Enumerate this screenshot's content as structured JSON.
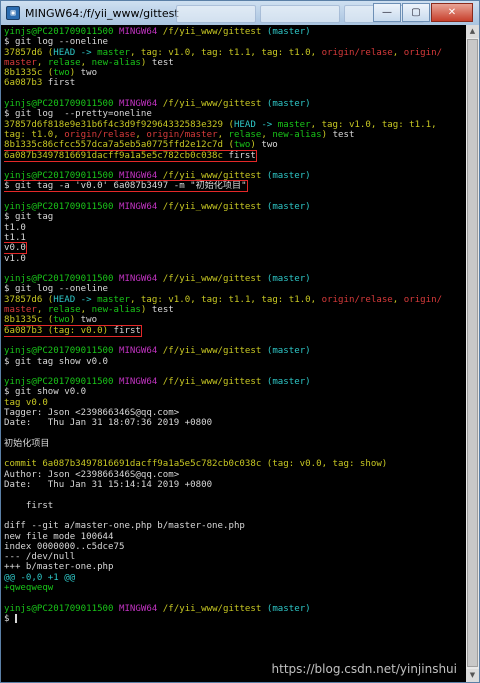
{
  "window": {
    "title": "MINGW64:/f/yii_www/gittest",
    "app_icon_glyph": "▣",
    "minimize_glyph": "—",
    "maximize_glyph": "▢",
    "close_glyph": "✕"
  },
  "prompt": {
    "user": "yinjs@PC201709011500",
    "env": "MINGW64",
    "path": "/f/yii_www/gittest",
    "branch": "(master)",
    "symbol": "$ "
  },
  "lines": [
    {
      "segs": [
        [
          "g",
          "yinjs@PC201709011500"
        ],
        [
          "w",
          " "
        ],
        [
          "m",
          "MINGW64"
        ],
        [
          "w",
          " "
        ],
        [
          "y",
          "/f/yii_www/gittest"
        ],
        [
          "w",
          " "
        ],
        [
          "c",
          "(master)"
        ]
      ]
    },
    {
      "segs": [
        [
          "w",
          "$ git log --oneline"
        ]
      ]
    },
    {
      "segs": [
        [
          "y",
          "37857d6 ("
        ],
        [
          "c",
          "HEAD -> "
        ],
        [
          "g",
          "master"
        ],
        [
          "y",
          ", "
        ],
        [
          "y",
          "tag: v1.0"
        ],
        [
          "y",
          ", "
        ],
        [
          "y",
          "tag: t1.1"
        ],
        [
          "y",
          ", "
        ],
        [
          "y",
          "tag: t1.0"
        ],
        [
          "y",
          ", "
        ],
        [
          "r",
          "origin/relase"
        ],
        [
          "y",
          ", "
        ],
        [
          "r",
          "origin/"
        ]
      ]
    },
    {
      "segs": [
        [
          "r",
          "master"
        ],
        [
          "y",
          ", "
        ],
        [
          "g",
          "relase"
        ],
        [
          "y",
          ", "
        ],
        [
          "g",
          "new-alias"
        ],
        [
          "y",
          ")"
        ],
        [
          "w",
          " test"
        ]
      ]
    },
    {
      "segs": [
        [
          "y",
          "8b1335c ("
        ],
        [
          "g",
          "two"
        ],
        [
          "y",
          ")"
        ],
        [
          "w",
          " two"
        ]
      ]
    },
    {
      "segs": [
        [
          "y",
          "6a087b3"
        ],
        [
          "w",
          " first"
        ]
      ]
    },
    {
      "segs": [
        [
          "w",
          ""
        ]
      ]
    },
    {
      "segs": [
        [
          "g",
          "yinjs@PC201709011500"
        ],
        [
          "w",
          " "
        ],
        [
          "m",
          "MINGW64"
        ],
        [
          "w",
          " "
        ],
        [
          "y",
          "/f/yii_www/gittest"
        ],
        [
          "w",
          " "
        ],
        [
          "c",
          "(master)"
        ]
      ]
    },
    {
      "segs": [
        [
          "w",
          "$ git log  --pretty=oneline"
        ]
      ]
    },
    {
      "segs": [
        [
          "y",
          "37857d6f818e9e31b6f4c3d9f92964332583e329 ("
        ],
        [
          "c",
          "HEAD -> "
        ],
        [
          "g",
          "master"
        ],
        [
          "y",
          ", "
        ],
        [
          "y",
          "tag: v1.0"
        ],
        [
          "y",
          ", "
        ],
        [
          "y",
          "tag: t1.1"
        ],
        [
          "y",
          ","
        ]
      ]
    },
    {
      "segs": [
        [
          "y",
          "tag: t1.0"
        ],
        [
          "y",
          ", "
        ],
        [
          "r",
          "origin/relase"
        ],
        [
          "y",
          ", "
        ],
        [
          "r",
          "origin/master"
        ],
        [
          "y",
          ", "
        ],
        [
          "g",
          "relase"
        ],
        [
          "y",
          ", "
        ],
        [
          "g",
          "new-alias"
        ],
        [
          "y",
          ")"
        ],
        [
          "w",
          " test"
        ]
      ]
    },
    {
      "segs": [
        [
          "y",
          "8b1335c86cfcc557dca7a5eb5a0775ffd2e12c7d ("
        ],
        [
          "g",
          "two"
        ],
        [
          "y",
          ")"
        ],
        [
          "w",
          " two"
        ]
      ]
    },
    {
      "box": true,
      "segs": [
        [
          "y",
          "6a087b3497816691dacff9a1a5e5c782cb0c038c"
        ],
        [
          "w",
          " first"
        ]
      ]
    },
    {
      "segs": [
        [
          "w",
          ""
        ]
      ]
    },
    {
      "segs": [
        [
          "g",
          "yinjs@PC201709011500"
        ],
        [
          "w",
          " "
        ],
        [
          "m",
          "MINGW64"
        ],
        [
          "w",
          " "
        ],
        [
          "y",
          "/f/yii_www/gittest"
        ],
        [
          "w",
          " "
        ],
        [
          "c",
          "(master)"
        ]
      ]
    },
    {
      "box": true,
      "segs": [
        [
          "w",
          "$ git tag -a 'v0.0' 6a087b3497 -m \"初始化项目\""
        ]
      ]
    },
    {
      "segs": [
        [
          "w",
          ""
        ]
      ]
    },
    {
      "segs": [
        [
          "g",
          "yinjs@PC201709011500"
        ],
        [
          "w",
          " "
        ],
        [
          "m",
          "MINGW64"
        ],
        [
          "w",
          " "
        ],
        [
          "y",
          "/f/yii_www/gittest"
        ],
        [
          "w",
          " "
        ],
        [
          "c",
          "(master)"
        ]
      ]
    },
    {
      "segs": [
        [
          "w",
          "$ git tag"
        ]
      ]
    },
    {
      "segs": [
        [
          "w",
          "t1.0"
        ]
      ]
    },
    {
      "segs": [
        [
          "w",
          "t1.1"
        ]
      ]
    },
    {
      "box": true,
      "segs": [
        [
          "w",
          "v0.0"
        ]
      ]
    },
    {
      "segs": [
        [
          "w",
          "v1.0"
        ]
      ]
    },
    {
      "segs": [
        [
          "w",
          ""
        ]
      ]
    },
    {
      "segs": [
        [
          "g",
          "yinjs@PC201709011500"
        ],
        [
          "w",
          " "
        ],
        [
          "m",
          "MINGW64"
        ],
        [
          "w",
          " "
        ],
        [
          "y",
          "/f/yii_www/gittest"
        ],
        [
          "w",
          " "
        ],
        [
          "c",
          "(master)"
        ]
      ]
    },
    {
      "segs": [
        [
          "w",
          "$ git log --oneline"
        ]
      ]
    },
    {
      "segs": [
        [
          "y",
          "37857d6 ("
        ],
        [
          "c",
          "HEAD -> "
        ],
        [
          "g",
          "master"
        ],
        [
          "y",
          ", "
        ],
        [
          "y",
          "tag: v1.0"
        ],
        [
          "y",
          ", "
        ],
        [
          "y",
          "tag: t1.1"
        ],
        [
          "y",
          ", "
        ],
        [
          "y",
          "tag: t1.0"
        ],
        [
          "y",
          ", "
        ],
        [
          "r",
          "origin/relase"
        ],
        [
          "y",
          ", "
        ],
        [
          "r",
          "origin/"
        ]
      ]
    },
    {
      "segs": [
        [
          "r",
          "master"
        ],
        [
          "y",
          ", "
        ],
        [
          "g",
          "relase"
        ],
        [
          "y",
          ", "
        ],
        [
          "g",
          "new-alias"
        ],
        [
          "y",
          ")"
        ],
        [
          "w",
          " test"
        ]
      ]
    },
    {
      "segs": [
        [
          "y",
          "8b1335c ("
        ],
        [
          "g",
          "two"
        ],
        [
          "y",
          ")"
        ],
        [
          "w",
          " two"
        ]
      ]
    },
    {
      "box": true,
      "segs": [
        [
          "y",
          "6a087b3 ("
        ],
        [
          "y",
          "tag: v0.0"
        ],
        [
          "y",
          ")"
        ],
        [
          "w",
          " first"
        ]
      ]
    },
    {
      "segs": [
        [
          "w",
          ""
        ]
      ]
    },
    {
      "segs": [
        [
          "g",
          "yinjs@PC201709011500"
        ],
        [
          "w",
          " "
        ],
        [
          "m",
          "MINGW64"
        ],
        [
          "w",
          " "
        ],
        [
          "y",
          "/f/yii_www/gittest"
        ],
        [
          "w",
          " "
        ],
        [
          "c",
          "(master)"
        ]
      ]
    },
    {
      "segs": [
        [
          "w",
          "$ git tag show v0.0"
        ]
      ]
    },
    {
      "segs": [
        [
          "w",
          ""
        ]
      ]
    },
    {
      "segs": [
        [
          "g",
          "yinjs@PC201709011500"
        ],
        [
          "w",
          " "
        ],
        [
          "m",
          "MINGW64"
        ],
        [
          "w",
          " "
        ],
        [
          "y",
          "/f/yii_www/gittest"
        ],
        [
          "w",
          " "
        ],
        [
          "c",
          "(master)"
        ]
      ]
    },
    {
      "segs": [
        [
          "w",
          "$ git show v0.0"
        ]
      ]
    },
    {
      "segs": [
        [
          "y",
          "tag v0.0"
        ]
      ]
    },
    {
      "segs": [
        [
          "w",
          "Tagger: Json <239866346S@qq.com>"
        ]
      ]
    },
    {
      "segs": [
        [
          "w",
          "Date:   Thu Jan 31 18:07:36 2019 +0800"
        ]
      ]
    },
    {
      "segs": [
        [
          "w",
          ""
        ]
      ]
    },
    {
      "segs": [
        [
          "w",
          "初始化项目"
        ]
      ]
    },
    {
      "segs": [
        [
          "w",
          ""
        ]
      ]
    },
    {
      "segs": [
        [
          "y",
          "commit 6a087b3497816691dacff9a1a5e5c782cb0c038c ("
        ],
        [
          "y",
          "tag: v0.0"
        ],
        [
          "y",
          ", "
        ],
        [
          "y",
          "tag: show"
        ],
        [
          "y",
          ")"
        ]
      ]
    },
    {
      "segs": [
        [
          "w",
          "Author: Json <239866346S@qq.com>"
        ]
      ]
    },
    {
      "segs": [
        [
          "w",
          "Date:   Thu Jan 31 15:14:14 2019 +0800"
        ]
      ]
    },
    {
      "segs": [
        [
          "w",
          ""
        ]
      ]
    },
    {
      "segs": [
        [
          "w",
          "    first"
        ]
      ]
    },
    {
      "segs": [
        [
          "w",
          ""
        ]
      ]
    },
    {
      "segs": [
        [
          "w",
          "diff --git a/master-one.php b/master-one.php"
        ]
      ]
    },
    {
      "segs": [
        [
          "w",
          "new file mode 100644"
        ]
      ]
    },
    {
      "segs": [
        [
          "w",
          "index 0000000..c5dce75"
        ]
      ]
    },
    {
      "segs": [
        [
          "w",
          "--- /dev/null"
        ]
      ]
    },
    {
      "segs": [
        [
          "w",
          "+++ b/master-one.php"
        ]
      ]
    },
    {
      "segs": [
        [
          "c",
          "@@ -0,0 +1 @@"
        ]
      ]
    },
    {
      "segs": [
        [
          "g",
          "+qweqweqw"
        ]
      ]
    },
    {
      "segs": [
        [
          "w",
          ""
        ]
      ]
    },
    {
      "segs": [
        [
          "g",
          "yinjs@PC201709011500"
        ],
        [
          "w",
          " "
        ],
        [
          "m",
          "MINGW64"
        ],
        [
          "w",
          " "
        ],
        [
          "y",
          "/f/yii_www/gittest"
        ],
        [
          "w",
          " "
        ],
        [
          "c",
          "(master)"
        ]
      ]
    },
    {
      "segs": [
        [
          "w",
          "$ "
        ]
      ],
      "cursor": true
    }
  ],
  "colors": {
    "g": "#19c519",
    "m": "#c133c1",
    "y": "#c7c723",
    "c": "#2ec6c6",
    "r": "#d63a3a",
    "w": "#d8d8d8"
  },
  "watermark": "https://blog.csdn.net/yinjinshui"
}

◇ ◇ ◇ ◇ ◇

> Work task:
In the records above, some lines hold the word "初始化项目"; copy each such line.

> Answer to this problem:
          "$ git tag -a 'v0.0' 6a087b3497 -m \"初始化项目\""
          "初始化项目"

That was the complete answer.